- The founding of Monsterdam -- Some kind of ethical or political divide between monsters and an immigration from Deville to Monsterdam of those content to leave heroes well enough alone if not provoked. And a simple explanation of why healing is so slow there: if it's a town settled by nonhumans, not many local doctors would be good at it.
- The Founding of Herowin -- built by heroes who'd naturally forget to include a city hall or local laws, but not go easy on choice of pubs. The notion was something like, with few local laws if any, merchants not allowed in Tradeburg, even shadier than normal, would likely gather there, and the choice of recreation plus lack of regulations would account for the prices there too.
Duel & Dungeon Hosting
Yep. It may be Russian, but that there is apparently a map generator.
Anything we find out is open for asking, free of charge,
we do it 'cause we... haven't thought this out. Boredom. Curiosity. Whatever.
Lend a hand and you get first dibs on anything we find because of you.
Warning: This service is completely voluntary, so nobody blame the man if service is half-baked. We invoke Guild Name Rule #2 in such situations.
E.I.S. Guild Emblem?
Your esteemed member JanuWiki 2019, and so E.I.S. Eternal is on the guild leaderboards there!has contributed articles to

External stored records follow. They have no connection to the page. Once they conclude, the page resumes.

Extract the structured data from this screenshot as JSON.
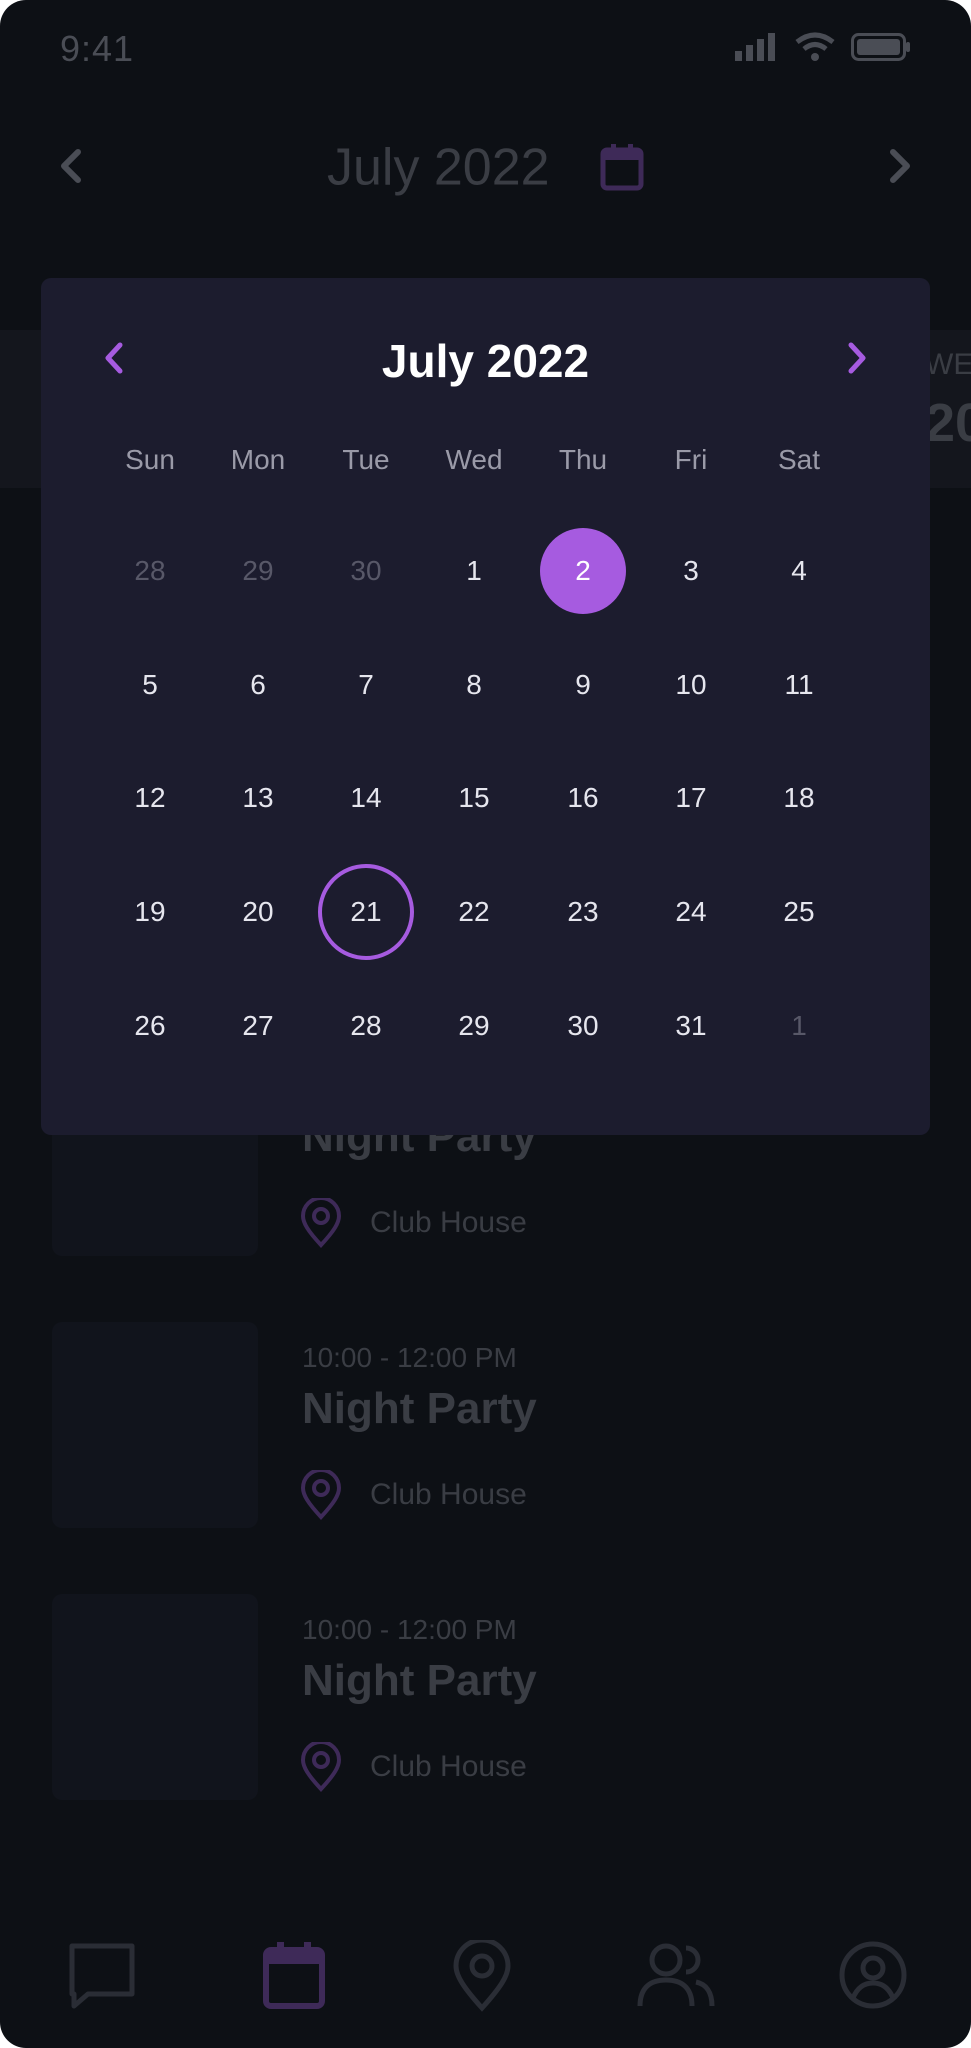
{
  "status_bar": {
    "time": "9:41"
  },
  "header": {
    "month_label": "July 2022"
  },
  "week_strip": {
    "day_label": "WE",
    "day_number": "20"
  },
  "events": [
    {
      "time": "",
      "title": "Night Party",
      "location": "Club House"
    },
    {
      "time": "10:00 - 12:00 PM",
      "title": "Night Party",
      "location": "Club House"
    },
    {
      "time": "10:00 - 12:00 PM",
      "title": "Night Party",
      "location": "Club House"
    }
  ],
  "calendar_popup": {
    "title": "July 2022",
    "weekdays": [
      "Sun",
      "Mon",
      "Tue",
      "Wed",
      "Thu",
      "Fri",
      "Sat"
    ],
    "weeks": [
      [
        "28",
        "29",
        "30",
        "1",
        "2",
        "3",
        "4"
      ],
      [
        "5",
        "6",
        "7",
        "8",
        "9",
        "10",
        "11"
      ],
      [
        "12",
        "13",
        "14",
        "15",
        "16",
        "17",
        "18"
      ],
      [
        "19",
        "20",
        "21",
        "22",
        "23",
        "24",
        "25"
      ],
      [
        "26",
        "27",
        "28",
        "29",
        "30",
        "31",
        "1"
      ]
    ],
    "selected_day": "2",
    "today_day": "21"
  },
  "bottom_nav": [
    "chat-icon",
    "calendar-icon",
    "location-pin-icon",
    "users-icon",
    "profile-icon"
  ],
  "colors": {
    "accent": "#a65be0",
    "popup_bg": "#1c1c2e",
    "screen_bg": "#0d1015"
  }
}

I was wondering if your guild has an emblem that can be used for display in the leaderboard? Or would like to choose something? I've place a placeholder there for now, which can certainly remain there if you like. :) -- Djonni (talk) 11:29, 1 January 2019 (UTC)
- Alternatively, rather than you folks having to come up with an emblem in a rush, I can knock up a rudimentary placeholder for the time being. Something like this, if you like? -- Djonni (talk) 18:05, 1 January 2019 (UTC)